■ **INSTRUCTIONS TO FOLLOW**
Omit the images. Copy each entry word for word.

■ **TASK DATA**

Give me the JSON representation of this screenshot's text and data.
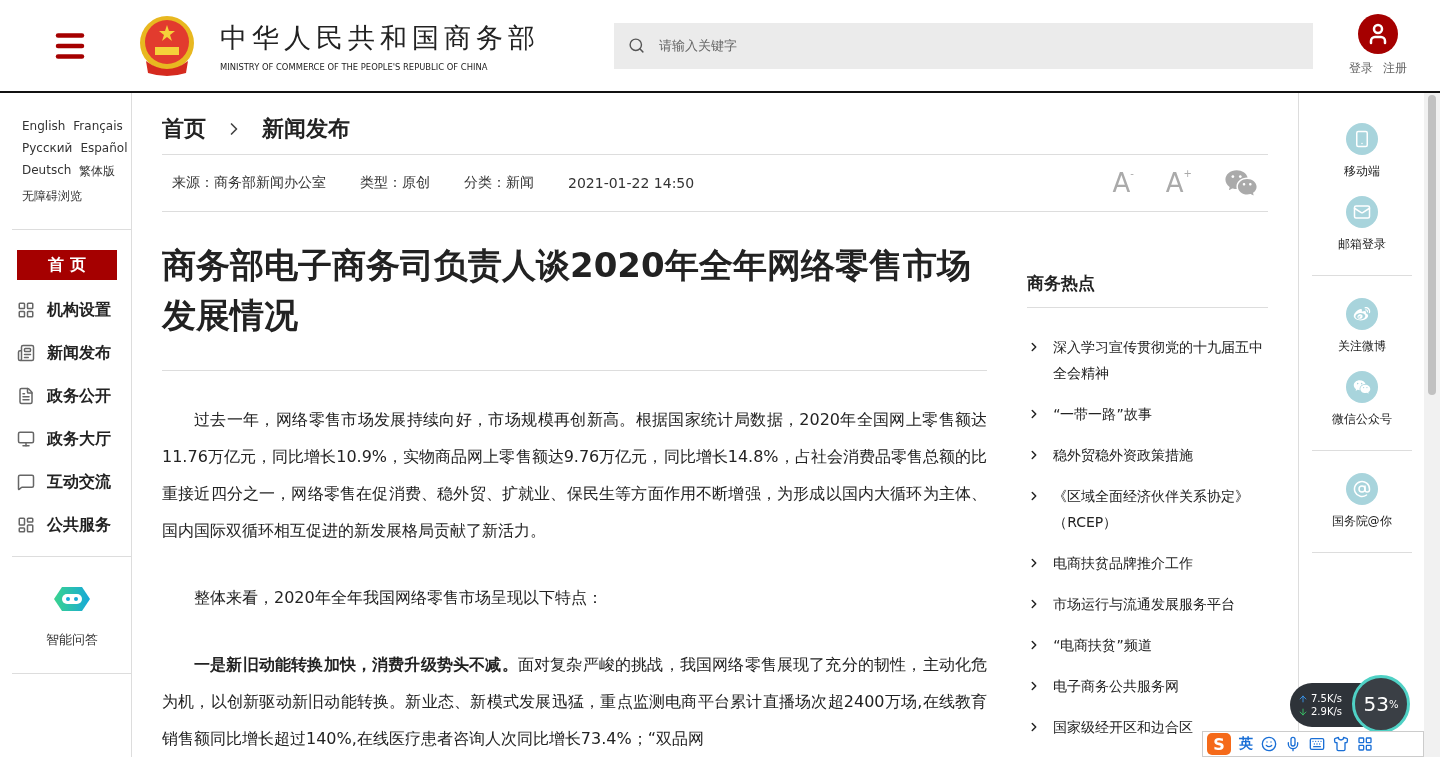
{
  "header": {
    "site_title": "中华人民共和国商务部",
    "site_subtitle": "MINISTRY OF COMMERCE OF THE PEOPLE'S REPUBLIC OF CHINA",
    "search": {
      "placeholder": "请输入关键字"
    },
    "account_links": [
      "登录",
      "注册"
    ]
  },
  "languages": [
    "English",
    "Français",
    "Русский",
    "Español",
    "Deutsch",
    "繁体版",
    "无障碍浏览"
  ],
  "nav": [
    {
      "label": "首 页",
      "selected": true
    },
    {
      "label": "机构设置",
      "selected": false
    },
    {
      "label": "新闻发布",
      "selected": false
    },
    {
      "label": "政务公开",
      "selected": false
    },
    {
      "label": "政务大厅",
      "selected": false
    },
    {
      "label": "互动交流",
      "selected": false
    },
    {
      "label": "公共服务",
      "selected": false
    }
  ],
  "assistant": {
    "label": "智能问答"
  },
  "breadcrumb": [
    "首页",
    "新闻发布"
  ],
  "meta": [
    "来源：商务部新闻办公室",
    "类型：原创",
    "分类：新闻",
    "2021-01-22 14:50"
  ],
  "font_buttons": [
    {
      "letter": "A",
      "sign": "-"
    },
    {
      "letter": "A",
      "sign": "+"
    }
  ],
  "article": {
    "title": "商务部电子商务司负责人谈2020年全年网络零售市场发展情况",
    "paragraphs": [
      "过去一年，网络零售市场发展持续向好，市场规模再创新高。根据国家统计局数据，2020年全国网上零售额达11.76万亿元，同比增长10.9%，实物商品网上零售额达9.76万亿元，同比增长14.8%，占社会消费品零售总额的比重接近四分之一，网络零售在促消费、稳外贸、扩就业、保民生等方面作用不断增强，为形成以国内大循环为主体、国内国际双循环相互促进的新发展格局贡献了新活力。",
      "整体来看，2020年全年我国网络零售市场呈现以下特点：",
      "**一是新旧动能转换加快，消费升级势头不减。**面对复杂严峻的挑战，我国网络零售展现了充分的韧性，主动化危为机，以创新驱动新旧动能转换。新业态、新模式发展迅猛，重点监测电商平台累计直播场次超2400万场,在线教育销售额同比增长超过140%,在线医疗患者咨询人次同比增长73.4%；“双品网"
    ]
  },
  "hot": {
    "title": "商务热点",
    "items": [
      "深入学习宣传贯彻党的十九届五中全会精神",
      "“一带一路”故事",
      "稳外贸稳外资政策措施",
      "《区域全面经济伙伴关系协定》（RCEP）",
      "电商扶贫品牌推介工作",
      "市场运行与流通发展服务平台",
      "“电商扶贫”频道",
      "电子商务公共服务网",
      "国家级经开区和边合区"
    ]
  },
  "rail": [
    [
      "移动端",
      "邮箱登录"
    ],
    [
      "关注微博",
      "微信公众号"
    ],
    [
      "国务院@你"
    ]
  ],
  "overlay": {
    "upload": "7.5",
    "upload_unit": "K/s",
    "download": "2.9",
    "download_unit": "K/s",
    "cpu": "53",
    "percent": "%",
    "ime_logo": "S",
    "ime_mode": "英"
  }
}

■ **RESULT OF THIS TASK**
Give me the JSON representation of this screenshot's text and data.
{
  "header": {
    "site_title": "中华人民共和国商务部",
    "site_subtitle": "MINISTRY OF COMMERCE OF THE PEOPLE'S REPUBLIC OF CHINA",
    "search": {
      "placeholder": "请输入关键字"
    },
    "account_links": [
      "登录",
      "注册"
    ]
  },
  "languages": [
    "English",
    "Français",
    "Русский",
    "Español",
    "Deutsch",
    "繁体版",
    "无障碍浏览"
  ],
  "nav": [
    {
      "label": "首 页",
      "selected": true
    },
    {
      "label": "机构设置",
      "selected": false
    },
    {
      "label": "新闻发布",
      "selected": false
    },
    {
      "label": "政务公开",
      "selected": false
    },
    {
      "label": "政务大厅",
      "selected": false
    },
    {
      "label": "互动交流",
      "selected": false
    },
    {
      "label": "公共服务",
      "selected": false
    }
  ],
  "assistant": {
    "label": "智能问答"
  },
  "breadcrumb": [
    "首页",
    "新闻发布"
  ],
  "meta": [
    "来源：商务部新闻办公室",
    "类型：原创",
    "分类：新闻",
    "2021-01-22 14:50"
  ],
  "font_buttons": [
    {
      "letter": "A",
      "sign": "-"
    },
    {
      "letter": "A",
      "sign": "+"
    }
  ],
  "article": {
    "title": "商务部电子商务司负责人谈2020年全年网络零售市场发展情况",
    "paragraphs": [
      "过去一年，网络零售市场发展持续向好，市场规模再创新高。根据国家统计局数据，2020年全国网上零售额达11.76万亿元，同比增长10.9%，实物商品网上零售额达9.76万亿元，同比增长14.8%，占社会消费品零售总额的比重接近四分之一，网络零售在促消费、稳外贸、扩就业、保民生等方面作用不断增强，为形成以国内大循环为主体、国内国际双循环相互促进的新发展格局贡献了新活力。",
      "整体来看，2020年全年我国网络零售市场呈现以下特点：",
      "**一是新旧动能转换加快，消费升级势头不减。**面对复杂严峻的挑战，我国网络零售展现了充分的韧性，主动化危为机，以创新驱动新旧动能转换。新业态、新模式发展迅猛，重点监测电商平台累计直播场次超2400万场,在线教育销售额同比增长超过140%,在线医疗患者咨询人次同比增长73.4%；“双品网"
    ]
  },
  "hot": {
    "title": "商务热点",
    "items": [
      "深入学习宣传贯彻党的十九届五中全会精神",
      "“一带一路”故事",
      "稳外贸稳外资政策措施",
      "《区域全面经济伙伴关系协定》（RCEP）",
      "电商扶贫品牌推介工作",
      "市场运行与流通发展服务平台",
      "“电商扶贫”频道",
      "电子商务公共服务网",
      "国家级经开区和边合区"
    ]
  },
  "rail": [
    [
      "移动端",
      "邮箱登录"
    ],
    [
      "关注微博",
      "微信公众号"
    ],
    [
      "国务院@你"
    ]
  ],
  "overlay": {
    "upload": "7.5",
    "upload_unit": "K/s",
    "download": "2.9",
    "download_unit": "K/s",
    "cpu": "53",
    "percent": "%",
    "ime_logo": "S",
    "ime_mode": "英"
  }
}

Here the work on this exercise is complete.